SOURCE MATERIAL START
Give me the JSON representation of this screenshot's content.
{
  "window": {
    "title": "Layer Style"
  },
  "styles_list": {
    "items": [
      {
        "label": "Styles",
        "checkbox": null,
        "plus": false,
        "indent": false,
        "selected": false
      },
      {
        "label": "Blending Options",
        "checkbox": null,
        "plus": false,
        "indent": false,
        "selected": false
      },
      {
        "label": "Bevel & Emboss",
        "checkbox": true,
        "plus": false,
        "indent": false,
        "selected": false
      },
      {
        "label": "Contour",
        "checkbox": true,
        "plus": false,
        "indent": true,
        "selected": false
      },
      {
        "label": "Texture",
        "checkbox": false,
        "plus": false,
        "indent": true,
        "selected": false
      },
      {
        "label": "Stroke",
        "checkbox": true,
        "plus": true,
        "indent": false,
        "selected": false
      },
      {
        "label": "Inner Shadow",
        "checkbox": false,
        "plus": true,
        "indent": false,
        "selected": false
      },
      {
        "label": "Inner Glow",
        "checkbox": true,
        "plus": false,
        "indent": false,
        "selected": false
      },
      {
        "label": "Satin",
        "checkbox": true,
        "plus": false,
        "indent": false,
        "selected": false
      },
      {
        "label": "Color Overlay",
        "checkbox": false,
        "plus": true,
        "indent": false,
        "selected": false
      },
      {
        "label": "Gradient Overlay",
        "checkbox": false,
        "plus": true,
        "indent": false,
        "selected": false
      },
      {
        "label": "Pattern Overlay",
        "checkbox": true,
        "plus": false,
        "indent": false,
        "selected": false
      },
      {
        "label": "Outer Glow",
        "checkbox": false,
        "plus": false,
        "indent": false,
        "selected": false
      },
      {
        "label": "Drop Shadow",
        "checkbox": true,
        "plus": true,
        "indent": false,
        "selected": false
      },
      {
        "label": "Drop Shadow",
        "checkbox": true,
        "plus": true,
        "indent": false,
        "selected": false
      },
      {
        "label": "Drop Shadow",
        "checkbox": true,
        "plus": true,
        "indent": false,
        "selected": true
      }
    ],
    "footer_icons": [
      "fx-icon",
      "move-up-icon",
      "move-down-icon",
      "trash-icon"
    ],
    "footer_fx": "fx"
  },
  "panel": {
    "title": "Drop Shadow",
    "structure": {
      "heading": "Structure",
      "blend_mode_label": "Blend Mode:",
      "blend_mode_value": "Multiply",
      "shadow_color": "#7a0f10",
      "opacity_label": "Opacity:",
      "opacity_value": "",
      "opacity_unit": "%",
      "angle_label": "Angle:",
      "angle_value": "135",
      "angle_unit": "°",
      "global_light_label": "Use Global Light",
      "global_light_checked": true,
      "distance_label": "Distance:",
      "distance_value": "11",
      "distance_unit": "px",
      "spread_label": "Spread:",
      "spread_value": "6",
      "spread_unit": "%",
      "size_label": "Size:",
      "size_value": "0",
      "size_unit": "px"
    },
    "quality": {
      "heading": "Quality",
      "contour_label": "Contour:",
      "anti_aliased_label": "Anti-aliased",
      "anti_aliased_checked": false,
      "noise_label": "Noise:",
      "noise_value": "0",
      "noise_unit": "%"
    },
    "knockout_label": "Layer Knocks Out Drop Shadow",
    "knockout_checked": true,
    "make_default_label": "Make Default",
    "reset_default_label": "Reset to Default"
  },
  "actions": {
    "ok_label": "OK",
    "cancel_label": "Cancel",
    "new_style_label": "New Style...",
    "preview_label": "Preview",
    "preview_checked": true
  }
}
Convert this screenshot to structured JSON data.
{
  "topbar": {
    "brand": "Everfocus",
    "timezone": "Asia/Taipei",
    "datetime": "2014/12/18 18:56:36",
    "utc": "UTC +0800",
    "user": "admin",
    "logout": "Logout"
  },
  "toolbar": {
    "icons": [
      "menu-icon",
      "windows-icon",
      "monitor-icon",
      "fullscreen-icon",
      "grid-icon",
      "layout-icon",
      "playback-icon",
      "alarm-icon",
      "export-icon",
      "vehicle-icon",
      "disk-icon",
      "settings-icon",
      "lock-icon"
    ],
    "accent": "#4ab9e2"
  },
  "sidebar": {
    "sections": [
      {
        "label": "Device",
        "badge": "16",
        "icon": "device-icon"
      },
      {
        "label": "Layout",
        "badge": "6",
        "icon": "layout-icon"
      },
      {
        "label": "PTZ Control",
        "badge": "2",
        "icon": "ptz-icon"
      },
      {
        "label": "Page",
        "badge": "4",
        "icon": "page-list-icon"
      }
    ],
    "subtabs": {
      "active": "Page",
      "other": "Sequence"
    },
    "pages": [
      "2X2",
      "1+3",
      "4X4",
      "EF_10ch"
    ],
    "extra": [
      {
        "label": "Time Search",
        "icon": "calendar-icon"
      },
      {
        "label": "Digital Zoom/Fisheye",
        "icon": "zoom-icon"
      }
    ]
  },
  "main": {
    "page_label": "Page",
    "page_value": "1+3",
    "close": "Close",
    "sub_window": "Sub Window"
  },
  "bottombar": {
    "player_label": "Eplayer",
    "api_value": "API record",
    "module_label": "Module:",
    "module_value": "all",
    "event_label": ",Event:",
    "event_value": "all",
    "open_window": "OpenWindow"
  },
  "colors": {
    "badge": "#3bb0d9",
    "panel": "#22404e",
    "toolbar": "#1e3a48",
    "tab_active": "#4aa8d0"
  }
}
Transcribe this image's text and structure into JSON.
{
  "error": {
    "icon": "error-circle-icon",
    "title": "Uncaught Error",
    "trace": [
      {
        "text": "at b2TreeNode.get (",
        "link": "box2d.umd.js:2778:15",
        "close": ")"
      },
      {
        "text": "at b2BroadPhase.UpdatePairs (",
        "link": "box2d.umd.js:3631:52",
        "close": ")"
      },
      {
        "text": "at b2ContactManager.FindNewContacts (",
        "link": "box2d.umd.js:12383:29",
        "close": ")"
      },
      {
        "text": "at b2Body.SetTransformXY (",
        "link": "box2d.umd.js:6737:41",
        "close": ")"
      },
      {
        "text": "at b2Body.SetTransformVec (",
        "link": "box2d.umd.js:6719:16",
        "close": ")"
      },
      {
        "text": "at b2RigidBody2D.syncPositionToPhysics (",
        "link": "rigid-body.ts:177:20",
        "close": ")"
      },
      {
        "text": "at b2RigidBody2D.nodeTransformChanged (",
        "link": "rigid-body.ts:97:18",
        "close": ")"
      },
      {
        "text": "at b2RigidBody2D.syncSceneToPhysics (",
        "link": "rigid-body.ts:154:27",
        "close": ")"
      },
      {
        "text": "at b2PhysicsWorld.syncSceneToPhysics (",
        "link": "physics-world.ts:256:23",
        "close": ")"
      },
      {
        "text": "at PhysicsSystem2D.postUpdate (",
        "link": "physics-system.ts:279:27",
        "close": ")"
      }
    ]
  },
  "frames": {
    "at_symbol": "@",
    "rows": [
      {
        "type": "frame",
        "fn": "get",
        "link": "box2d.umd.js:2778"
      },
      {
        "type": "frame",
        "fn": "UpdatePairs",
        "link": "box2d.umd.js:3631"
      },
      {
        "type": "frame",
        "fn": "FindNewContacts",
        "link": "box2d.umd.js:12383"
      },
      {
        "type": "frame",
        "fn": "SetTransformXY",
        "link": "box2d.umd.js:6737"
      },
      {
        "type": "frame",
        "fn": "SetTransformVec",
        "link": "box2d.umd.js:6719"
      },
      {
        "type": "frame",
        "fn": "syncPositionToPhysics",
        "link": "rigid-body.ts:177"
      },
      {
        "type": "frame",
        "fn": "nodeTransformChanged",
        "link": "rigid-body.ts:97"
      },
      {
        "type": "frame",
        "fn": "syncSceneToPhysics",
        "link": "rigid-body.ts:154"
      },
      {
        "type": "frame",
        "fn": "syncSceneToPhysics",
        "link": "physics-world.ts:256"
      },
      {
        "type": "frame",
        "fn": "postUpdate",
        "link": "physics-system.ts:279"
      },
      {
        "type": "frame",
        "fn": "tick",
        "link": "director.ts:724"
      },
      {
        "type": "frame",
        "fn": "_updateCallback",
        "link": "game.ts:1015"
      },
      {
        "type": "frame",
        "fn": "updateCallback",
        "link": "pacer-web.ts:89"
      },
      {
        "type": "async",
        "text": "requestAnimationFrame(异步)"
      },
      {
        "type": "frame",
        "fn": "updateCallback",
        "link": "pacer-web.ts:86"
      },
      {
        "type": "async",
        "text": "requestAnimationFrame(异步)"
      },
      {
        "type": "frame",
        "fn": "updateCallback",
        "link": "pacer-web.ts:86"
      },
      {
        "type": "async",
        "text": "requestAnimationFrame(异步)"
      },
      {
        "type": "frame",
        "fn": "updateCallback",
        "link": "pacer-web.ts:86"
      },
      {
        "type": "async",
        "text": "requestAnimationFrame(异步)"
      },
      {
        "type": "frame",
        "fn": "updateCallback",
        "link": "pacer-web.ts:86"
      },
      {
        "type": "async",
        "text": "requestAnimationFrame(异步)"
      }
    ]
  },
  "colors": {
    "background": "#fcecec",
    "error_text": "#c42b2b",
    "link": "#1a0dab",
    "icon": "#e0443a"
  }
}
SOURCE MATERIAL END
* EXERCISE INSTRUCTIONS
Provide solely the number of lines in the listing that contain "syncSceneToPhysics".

* ANSWER TO THE PROBLEM
4